“Augustus knew he was favoured beyond most men. He would listen to his own voice, he allowed his tailor the privilege of clothing the best specimen in the city,” he said.
And then, in 1879, he went to the majestic 15th century Mannington Hall in Norfolk as a guest of the Earl of Orford when he was writing a book about the Jesuit missionary Henry Walpole who was executed at York in 1595.
And something very strange happened.
He was alone late one night taking extracts from rare books in the library when…
“I was actually writing. I saw a large white hand within a foot of my elbow.

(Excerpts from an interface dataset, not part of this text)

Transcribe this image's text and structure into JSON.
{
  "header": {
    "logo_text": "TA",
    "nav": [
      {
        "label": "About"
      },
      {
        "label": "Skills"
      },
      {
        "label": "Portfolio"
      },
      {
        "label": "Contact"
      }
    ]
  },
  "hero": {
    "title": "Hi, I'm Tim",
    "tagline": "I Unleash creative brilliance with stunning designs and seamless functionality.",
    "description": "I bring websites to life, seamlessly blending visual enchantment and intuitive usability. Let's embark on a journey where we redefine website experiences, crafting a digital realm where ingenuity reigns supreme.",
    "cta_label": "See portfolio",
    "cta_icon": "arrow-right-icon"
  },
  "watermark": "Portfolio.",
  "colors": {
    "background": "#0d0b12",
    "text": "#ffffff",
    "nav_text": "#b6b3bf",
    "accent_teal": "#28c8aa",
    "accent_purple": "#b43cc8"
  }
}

Turning my head, there sat a figure of a somewhat large man with his back to the fire, bending slightly over the table and apparently examining the pile of books I had been at work upon.”
“The man’s face was turned away from me but I saw his closely-cut reddish hair, his ear and shaved cheek, the eyebrow and the corner of his right eye.
“He was dressed in what I can only describe as a kind of ecclesiastical habit of thick corded silk, close up to the throat, and a narrow rim or edging of satin or velvet serving as a stand-up collar and fitting close to the chin.
“I looked at my visitor for some seconds and was perfectly sure he was not a reality. A thousand thoughts came crowding in upon me, but not the least feeling of alarm or even uneasiness: curiosity and a strong interest were uppermost.
“There he sat, and I was fascinated: afraid not of his staying, but lest he should go.
“Stopping in my writing, I lifted my left hand from the paper stretched it out to the pile of books, and moved the top on.
“I cannot explain why I did this - my arm passed in front of the figure and it vanished. A few minutes later the figure appeared again.
“I framed a sentence to address him when I discovered that I dare not speak. There he sat and there I sat.
“I shut my book and threw it on the table. It made a slight noise as it fell: the figure vanished,” wrote Augustus.
He returned to story where he told his story. It became the talk of the city so he wrote it all down and it was described later as one of the most intriguing accounts of a ghostly visitant ever penned.
This extraordinary man went on to became Rector of Scarning for more than 30 years where he spent much of his time writing and studying history. He died in 1914. Jessopp Road, off Colman Road in Norwich, is named after him.